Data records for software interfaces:
-----

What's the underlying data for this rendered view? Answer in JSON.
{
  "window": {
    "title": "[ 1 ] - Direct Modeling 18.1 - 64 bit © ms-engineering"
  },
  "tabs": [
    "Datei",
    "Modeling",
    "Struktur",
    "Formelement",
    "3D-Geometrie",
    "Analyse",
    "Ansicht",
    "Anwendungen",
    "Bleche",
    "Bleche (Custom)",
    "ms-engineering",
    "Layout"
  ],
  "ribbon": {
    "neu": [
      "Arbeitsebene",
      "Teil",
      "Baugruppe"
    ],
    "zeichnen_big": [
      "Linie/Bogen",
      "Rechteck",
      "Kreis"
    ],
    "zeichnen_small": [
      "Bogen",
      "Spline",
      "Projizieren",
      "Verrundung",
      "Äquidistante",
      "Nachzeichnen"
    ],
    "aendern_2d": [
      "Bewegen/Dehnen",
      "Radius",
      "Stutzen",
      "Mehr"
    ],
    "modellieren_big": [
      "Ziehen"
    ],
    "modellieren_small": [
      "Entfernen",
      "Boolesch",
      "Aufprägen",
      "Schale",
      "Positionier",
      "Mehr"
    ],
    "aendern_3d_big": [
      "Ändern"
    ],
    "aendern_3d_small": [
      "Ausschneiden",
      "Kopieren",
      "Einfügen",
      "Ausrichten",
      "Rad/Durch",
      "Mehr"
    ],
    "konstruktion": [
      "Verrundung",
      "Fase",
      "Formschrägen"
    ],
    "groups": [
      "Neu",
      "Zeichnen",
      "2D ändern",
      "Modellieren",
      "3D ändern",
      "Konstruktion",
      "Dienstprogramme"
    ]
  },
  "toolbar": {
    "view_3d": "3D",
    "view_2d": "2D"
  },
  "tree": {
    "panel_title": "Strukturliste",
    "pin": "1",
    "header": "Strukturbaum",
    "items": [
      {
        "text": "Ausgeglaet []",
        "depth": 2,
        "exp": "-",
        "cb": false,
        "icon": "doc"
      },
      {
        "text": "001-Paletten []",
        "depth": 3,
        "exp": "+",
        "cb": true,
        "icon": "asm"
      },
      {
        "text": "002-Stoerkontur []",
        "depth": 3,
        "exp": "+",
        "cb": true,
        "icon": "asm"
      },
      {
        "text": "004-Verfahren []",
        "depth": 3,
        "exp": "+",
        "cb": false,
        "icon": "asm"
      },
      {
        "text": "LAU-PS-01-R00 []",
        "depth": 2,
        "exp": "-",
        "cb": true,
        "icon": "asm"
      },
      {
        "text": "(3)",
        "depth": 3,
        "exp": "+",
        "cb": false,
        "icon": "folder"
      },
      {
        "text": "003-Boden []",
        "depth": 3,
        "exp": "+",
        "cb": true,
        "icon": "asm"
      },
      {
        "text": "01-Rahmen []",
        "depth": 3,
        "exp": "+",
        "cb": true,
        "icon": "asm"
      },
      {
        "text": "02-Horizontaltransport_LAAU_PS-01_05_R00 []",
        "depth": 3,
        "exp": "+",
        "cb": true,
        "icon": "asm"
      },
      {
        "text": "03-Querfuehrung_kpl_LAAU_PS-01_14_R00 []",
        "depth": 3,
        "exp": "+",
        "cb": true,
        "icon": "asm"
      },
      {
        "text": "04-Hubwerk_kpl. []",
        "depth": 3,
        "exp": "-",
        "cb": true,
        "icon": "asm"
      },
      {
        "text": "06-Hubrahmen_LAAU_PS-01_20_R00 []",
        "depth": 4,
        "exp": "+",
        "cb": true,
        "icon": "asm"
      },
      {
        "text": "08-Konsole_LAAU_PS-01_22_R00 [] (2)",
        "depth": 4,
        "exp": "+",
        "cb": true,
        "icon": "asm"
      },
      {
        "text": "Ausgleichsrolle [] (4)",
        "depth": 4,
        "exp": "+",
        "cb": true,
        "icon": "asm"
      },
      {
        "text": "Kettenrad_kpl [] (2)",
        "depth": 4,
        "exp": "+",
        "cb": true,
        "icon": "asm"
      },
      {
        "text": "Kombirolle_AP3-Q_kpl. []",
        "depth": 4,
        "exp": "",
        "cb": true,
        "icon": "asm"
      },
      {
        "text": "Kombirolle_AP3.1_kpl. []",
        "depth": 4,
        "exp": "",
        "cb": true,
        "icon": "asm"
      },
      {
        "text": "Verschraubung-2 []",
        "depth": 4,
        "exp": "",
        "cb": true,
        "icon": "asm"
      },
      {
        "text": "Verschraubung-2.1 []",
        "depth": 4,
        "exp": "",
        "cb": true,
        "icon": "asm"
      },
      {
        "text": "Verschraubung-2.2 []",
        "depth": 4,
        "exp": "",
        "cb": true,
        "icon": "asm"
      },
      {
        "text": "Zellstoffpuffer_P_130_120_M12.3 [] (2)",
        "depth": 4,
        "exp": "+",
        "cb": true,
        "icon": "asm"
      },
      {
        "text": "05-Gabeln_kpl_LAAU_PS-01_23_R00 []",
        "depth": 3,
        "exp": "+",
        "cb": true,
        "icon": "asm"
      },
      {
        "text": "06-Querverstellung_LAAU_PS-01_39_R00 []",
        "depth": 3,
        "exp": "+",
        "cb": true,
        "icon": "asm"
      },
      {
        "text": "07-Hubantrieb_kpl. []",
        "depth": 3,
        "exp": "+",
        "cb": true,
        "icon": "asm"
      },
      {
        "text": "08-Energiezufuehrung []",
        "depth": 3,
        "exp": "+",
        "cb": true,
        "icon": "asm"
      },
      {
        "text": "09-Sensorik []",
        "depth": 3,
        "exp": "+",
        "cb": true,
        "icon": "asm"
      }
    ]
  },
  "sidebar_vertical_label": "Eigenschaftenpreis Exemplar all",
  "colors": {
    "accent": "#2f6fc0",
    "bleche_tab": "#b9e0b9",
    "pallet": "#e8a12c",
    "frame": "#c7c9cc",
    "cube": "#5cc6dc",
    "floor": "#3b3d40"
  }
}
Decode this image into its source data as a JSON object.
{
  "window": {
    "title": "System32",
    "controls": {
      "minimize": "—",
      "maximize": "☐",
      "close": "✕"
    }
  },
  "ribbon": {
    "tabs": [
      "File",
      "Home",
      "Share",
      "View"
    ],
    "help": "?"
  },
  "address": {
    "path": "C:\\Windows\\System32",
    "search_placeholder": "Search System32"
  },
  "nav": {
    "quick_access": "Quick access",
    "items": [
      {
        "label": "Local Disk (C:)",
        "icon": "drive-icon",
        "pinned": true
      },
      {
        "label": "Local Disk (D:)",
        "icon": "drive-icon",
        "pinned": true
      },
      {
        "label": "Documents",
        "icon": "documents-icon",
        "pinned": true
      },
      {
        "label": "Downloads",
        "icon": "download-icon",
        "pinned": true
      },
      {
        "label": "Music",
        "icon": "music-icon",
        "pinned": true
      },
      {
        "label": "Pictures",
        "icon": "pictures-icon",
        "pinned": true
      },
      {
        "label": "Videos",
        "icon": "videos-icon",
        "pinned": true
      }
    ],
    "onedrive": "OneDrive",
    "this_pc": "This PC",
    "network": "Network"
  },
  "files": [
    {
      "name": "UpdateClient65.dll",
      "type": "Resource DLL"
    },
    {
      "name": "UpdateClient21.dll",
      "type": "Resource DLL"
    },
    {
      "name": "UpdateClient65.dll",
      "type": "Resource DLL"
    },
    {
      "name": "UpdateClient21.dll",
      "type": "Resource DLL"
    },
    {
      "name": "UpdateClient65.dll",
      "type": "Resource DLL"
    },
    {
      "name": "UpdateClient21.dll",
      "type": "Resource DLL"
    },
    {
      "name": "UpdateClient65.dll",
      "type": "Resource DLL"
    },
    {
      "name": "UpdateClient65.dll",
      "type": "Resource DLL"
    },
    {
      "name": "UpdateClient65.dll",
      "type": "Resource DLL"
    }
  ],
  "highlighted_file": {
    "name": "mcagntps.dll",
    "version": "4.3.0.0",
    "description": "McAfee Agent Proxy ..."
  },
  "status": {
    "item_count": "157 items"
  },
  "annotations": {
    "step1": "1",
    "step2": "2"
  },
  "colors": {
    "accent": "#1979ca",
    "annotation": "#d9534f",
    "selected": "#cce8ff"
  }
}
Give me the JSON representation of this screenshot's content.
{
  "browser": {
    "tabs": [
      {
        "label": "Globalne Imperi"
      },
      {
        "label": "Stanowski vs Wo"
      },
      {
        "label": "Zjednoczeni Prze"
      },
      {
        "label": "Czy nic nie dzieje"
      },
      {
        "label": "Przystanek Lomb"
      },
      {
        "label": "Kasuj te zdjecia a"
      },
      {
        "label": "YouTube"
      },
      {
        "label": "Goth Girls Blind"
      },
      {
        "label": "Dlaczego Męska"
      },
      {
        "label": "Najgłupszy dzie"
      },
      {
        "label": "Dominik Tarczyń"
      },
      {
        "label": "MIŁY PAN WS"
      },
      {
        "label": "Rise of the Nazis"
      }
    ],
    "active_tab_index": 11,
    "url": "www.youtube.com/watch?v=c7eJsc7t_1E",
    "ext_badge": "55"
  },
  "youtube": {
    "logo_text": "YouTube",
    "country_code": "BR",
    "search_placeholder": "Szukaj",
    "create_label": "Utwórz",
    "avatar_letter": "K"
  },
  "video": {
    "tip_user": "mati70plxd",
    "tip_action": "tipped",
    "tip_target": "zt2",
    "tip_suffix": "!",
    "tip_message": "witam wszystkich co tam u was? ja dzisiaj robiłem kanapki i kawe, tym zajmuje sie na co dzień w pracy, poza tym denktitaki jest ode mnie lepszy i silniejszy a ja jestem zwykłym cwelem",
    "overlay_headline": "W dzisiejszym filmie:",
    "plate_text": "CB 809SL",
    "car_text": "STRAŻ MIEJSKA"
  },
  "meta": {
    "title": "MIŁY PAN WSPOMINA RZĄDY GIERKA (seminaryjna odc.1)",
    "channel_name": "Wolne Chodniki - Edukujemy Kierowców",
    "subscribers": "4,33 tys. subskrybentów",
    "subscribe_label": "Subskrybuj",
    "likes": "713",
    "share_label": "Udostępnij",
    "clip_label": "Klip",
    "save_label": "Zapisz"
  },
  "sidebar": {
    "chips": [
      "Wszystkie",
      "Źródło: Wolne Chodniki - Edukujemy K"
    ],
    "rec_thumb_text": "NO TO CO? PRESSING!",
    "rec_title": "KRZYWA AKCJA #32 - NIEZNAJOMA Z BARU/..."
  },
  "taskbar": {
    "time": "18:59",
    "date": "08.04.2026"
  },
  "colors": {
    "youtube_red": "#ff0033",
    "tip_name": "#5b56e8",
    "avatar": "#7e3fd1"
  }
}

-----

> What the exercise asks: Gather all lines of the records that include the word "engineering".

> Completed exercise:
    "title": "[ 1 ] - Direct Modeling 18.1 - 64 bit © ms-engineering"
    "ms-engineering",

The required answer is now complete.